The rookie squad of 10 students, aged 11 and 12, from St Joseph’s Primary School, Merewether recently competed at regional and state competitions in which teams had to build and program a robot to complete tasks around an obstacle course resembling outer space.
The ‘Into Orbit’ competition is broken down into three components: robot, project and core values.
Meteors team member, Molly Boyle, 11, said despite more boys than girls competing, she had loved robots and ‘coding’ since being introduced to the subject in Year 3.
“The challenge is getting the robot to do what you want it to do and experimenting with what it can and can’t do,” she said.
“If your robot isn’t working properly you have to find out what code is missing. Using the colour sensors we can even get the robots to do a Mexican wave.”
Although the regional qualifier, held in Gosford on November 21, was the Meteors first robotics competition, the team walked away with a research award in the project category.
Meteor Cailen Moran, 11, who first learned about robotics and coding when he spent 18 months in Sweden, said the team created a new supplement for astronauts to take so as to minimise the physical impact of long term space travel.

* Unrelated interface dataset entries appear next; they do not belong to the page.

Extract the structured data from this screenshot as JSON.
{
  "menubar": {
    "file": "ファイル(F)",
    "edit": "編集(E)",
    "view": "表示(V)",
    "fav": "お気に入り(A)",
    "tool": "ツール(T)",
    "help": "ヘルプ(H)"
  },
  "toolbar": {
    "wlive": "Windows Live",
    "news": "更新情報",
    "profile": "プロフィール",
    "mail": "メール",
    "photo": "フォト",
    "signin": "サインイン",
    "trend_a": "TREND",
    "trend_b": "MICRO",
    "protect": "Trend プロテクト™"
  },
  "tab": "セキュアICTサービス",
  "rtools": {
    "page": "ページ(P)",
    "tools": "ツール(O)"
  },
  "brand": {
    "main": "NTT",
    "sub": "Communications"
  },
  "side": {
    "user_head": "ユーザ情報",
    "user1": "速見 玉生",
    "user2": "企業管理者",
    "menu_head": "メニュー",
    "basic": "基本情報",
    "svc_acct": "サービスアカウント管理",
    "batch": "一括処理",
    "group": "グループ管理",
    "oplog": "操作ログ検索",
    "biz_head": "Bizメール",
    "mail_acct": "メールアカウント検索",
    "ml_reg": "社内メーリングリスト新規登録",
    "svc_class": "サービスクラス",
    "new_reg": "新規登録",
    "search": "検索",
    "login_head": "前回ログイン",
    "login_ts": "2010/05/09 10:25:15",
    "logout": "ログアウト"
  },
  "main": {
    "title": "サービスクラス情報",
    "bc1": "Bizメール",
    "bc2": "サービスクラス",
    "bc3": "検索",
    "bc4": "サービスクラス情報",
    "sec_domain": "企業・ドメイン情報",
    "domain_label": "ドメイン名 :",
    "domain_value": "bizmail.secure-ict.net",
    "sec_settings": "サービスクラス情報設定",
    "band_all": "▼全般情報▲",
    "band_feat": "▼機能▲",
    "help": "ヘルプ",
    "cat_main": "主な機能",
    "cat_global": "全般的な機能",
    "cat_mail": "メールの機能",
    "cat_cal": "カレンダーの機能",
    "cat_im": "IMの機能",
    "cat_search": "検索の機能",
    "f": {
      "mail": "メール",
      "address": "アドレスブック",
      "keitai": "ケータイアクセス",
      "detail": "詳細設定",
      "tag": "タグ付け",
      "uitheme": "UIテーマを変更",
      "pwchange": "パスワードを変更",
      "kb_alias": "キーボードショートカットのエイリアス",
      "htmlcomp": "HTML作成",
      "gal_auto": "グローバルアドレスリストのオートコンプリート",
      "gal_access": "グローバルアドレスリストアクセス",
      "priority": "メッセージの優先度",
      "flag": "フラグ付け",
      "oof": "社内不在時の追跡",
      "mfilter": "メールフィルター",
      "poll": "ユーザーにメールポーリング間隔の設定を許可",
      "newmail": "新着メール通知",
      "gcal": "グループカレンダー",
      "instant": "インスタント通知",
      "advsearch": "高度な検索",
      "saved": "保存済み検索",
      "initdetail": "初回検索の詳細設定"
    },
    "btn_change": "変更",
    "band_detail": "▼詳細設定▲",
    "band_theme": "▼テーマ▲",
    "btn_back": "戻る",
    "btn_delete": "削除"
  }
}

“The idea was to give a supplement to astronauts to reduce bone and muscle loss,” Cailen said.
Liquid would not have worked so the Meteors decided on a tablet made up of protein, creatine, calcium and vitamin D.
“We went to a supplement store and discussed what should be in it; the judges loved that we had talked to professionals and our level of detail,” Cailen said.
Their efforts earned the Meteors a place at the NSW State Championships, held in Wollongong on November 24, where they were the youngest team competing against students as old as 15. Team coach, St Joseph’s kindergarten teacher, Stephanie Colvin said although the Meteors had not progressed to the National Championships, they were awarded another trophy at State and she couldn’t be prouder of them.
“Robotics and coding is all about problem solving and critical thinking; it is such a valuable thing,” Ms Colvin said. “These year 5 kids are doing year 9 maths and aren’t even aware they’re doing it.”
St Joseph’s has another robotics team, the Merewether Martians, made up of year 6 students that has also performed strongly at Lego League competitions in recent times.